Right as the competition started, Annalee Roustio and her teammates had a leg up on the other 11 teams in Friday’s MECA Challenge in Blue Springs – at least when it came to conjuring a nickname.

While all other entrepreneurial teams at the Bartow Administrative Center had six students, three each from Blue Springs and South high schools, Roustio’s team had just five overall.

“We were ‘The Pentagon,” she said. “One of our members didn’t show up.”

The day-long program, hosted by the Center for Entrepreneurial Ecosystem Development and UMKC, is “an experiential learning program for students interested in innovation and entrepreneurship,” as described on the CEED website. MECA stands for “Most Entrepreneurial City in America,” referring to the Kansas City metro area, CEED co-founder Adam Arredondo said.

The student teams, guided by a mentor from the entrepreneurial community, choose one of four possible real business problems from local startups. In the afternoon, they presented their solutions to a panel of judges.

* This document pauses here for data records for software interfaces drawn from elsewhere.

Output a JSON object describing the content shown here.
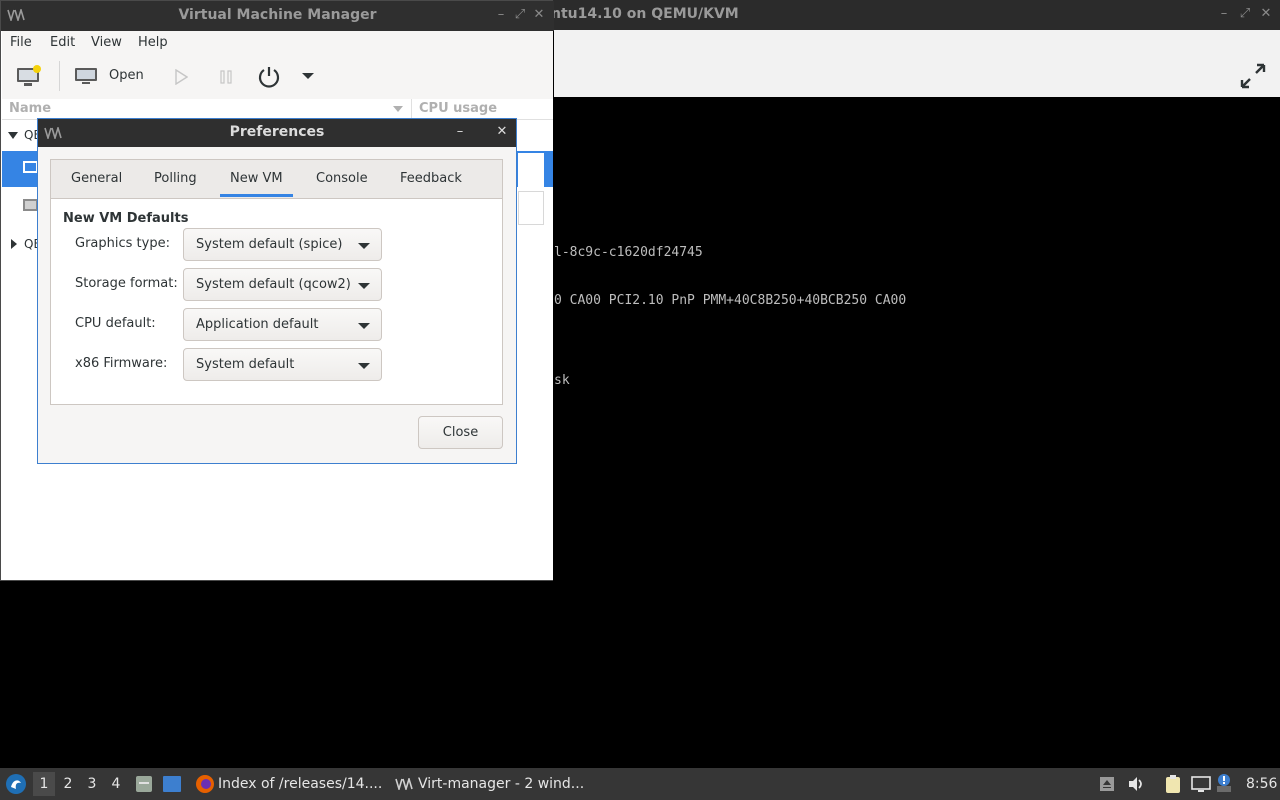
{
  "console_window": {
    "title": "ntu14.10 on QEMU/KVM",
    "screen_lines": [
      "l-8c9c-c1620df24745",
      "0 CA00 PCI2.10 PnP PMM+40C8B250+40BCB250 CA00",
      "sk"
    ]
  },
  "vmm": {
    "title": "Virtual Machine Manager",
    "menu": [
      "File",
      "Edit",
      "View",
      "Help"
    ],
    "toolbar": {
      "open_label": "Open"
    },
    "columns": {
      "name": "Name",
      "cpu": "CPU usage"
    },
    "list": {
      "row1_prefix": "QE",
      "row2_prefix": "QE"
    }
  },
  "prefs": {
    "title": "Preferences",
    "tabs": [
      "General",
      "Polling",
      "New VM",
      "Console",
      "Feedback"
    ],
    "active_tab": "New VM",
    "section_title": "New VM Defaults",
    "rows": [
      {
        "label": "Graphics type:",
        "value": "System default (spice)"
      },
      {
        "label": "Storage format:",
        "value": "System default (qcow2)"
      },
      {
        "label": "CPU default:",
        "value": "Application default"
      },
      {
        "label": "x86 Firmware:",
        "value": "System default"
      }
    ],
    "close_label": "Close"
  },
  "taskbar": {
    "workspaces": [
      "1",
      "2",
      "3",
      "4"
    ],
    "tasks": [
      "Index of /releases/14....",
      "Virt-manager - 2 wind..."
    ],
    "clock": "8:56"
  },
  "colors": {
    "accent": "#3584e4",
    "titlebar": "#2f2f2f",
    "taskbar": "#363636"
  }
}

“I honestly didn’t think I would talk so much with people who are entrepreneurs in Kansas City,” Roustio said. “It’s way more than I could have anticipated. I know Kansas City has had a resurgence in a lot of ways, but I didn’t know about the entrepreneurship and innovation.”

Arredondo praised Annette Seago, deputy superintendent for curriculum and instruction for the Blue Springs School District, for the smooth event.

“It was the biggest MECA Challenge we’ve ever had,” Arredondo said. “We’ve had four previously, and they’ve all been around 30 students. Annette and her team at Blue Springs were fantastic, and had it well-organized. The model is pretty simple, and the quality is dependent on the mentors we get.”

Katie Woolf, director of communications for the Blue Springs district, said the high school students had to be taking marketing, entrepreneur or accounting classes at the high schools in order to sign up for the event.

Judges were: Tim Jones, director of technology for the Blue Springs district; Zach Pettet, entrepreneurship major at UMKC; and Mike Millay, head of an independent family owned insurance business in the city.

Arredondo said the MECA Challenge isn’t about training future entrepreneurs as much as building the entrepreneurial mindset.

“Critical thinking, problem solving, calculated risk-taking – it makes you a more valuable contributor no matter what your career is,” he said.

The winning team consisted of Dan-Eli De La Torre, Samuel Belete and Chandler Rowley from Blue Springs High School and Jai Huntley, Simone Gregory and Erin Davis-Hayter from South.

The runner-up team consisted of Kaira Zavala, Sahar Aslami and Tara Orr from Blue Springs and Jesus Zaragoza, Damien Coble and Dani DelaChica from South. Taking third was the team of Taylor White, Dominique Downton and Shawna Ellis from Blue Springs and Max Fellers, Hunter Jenkins and Brett Buchannon from South.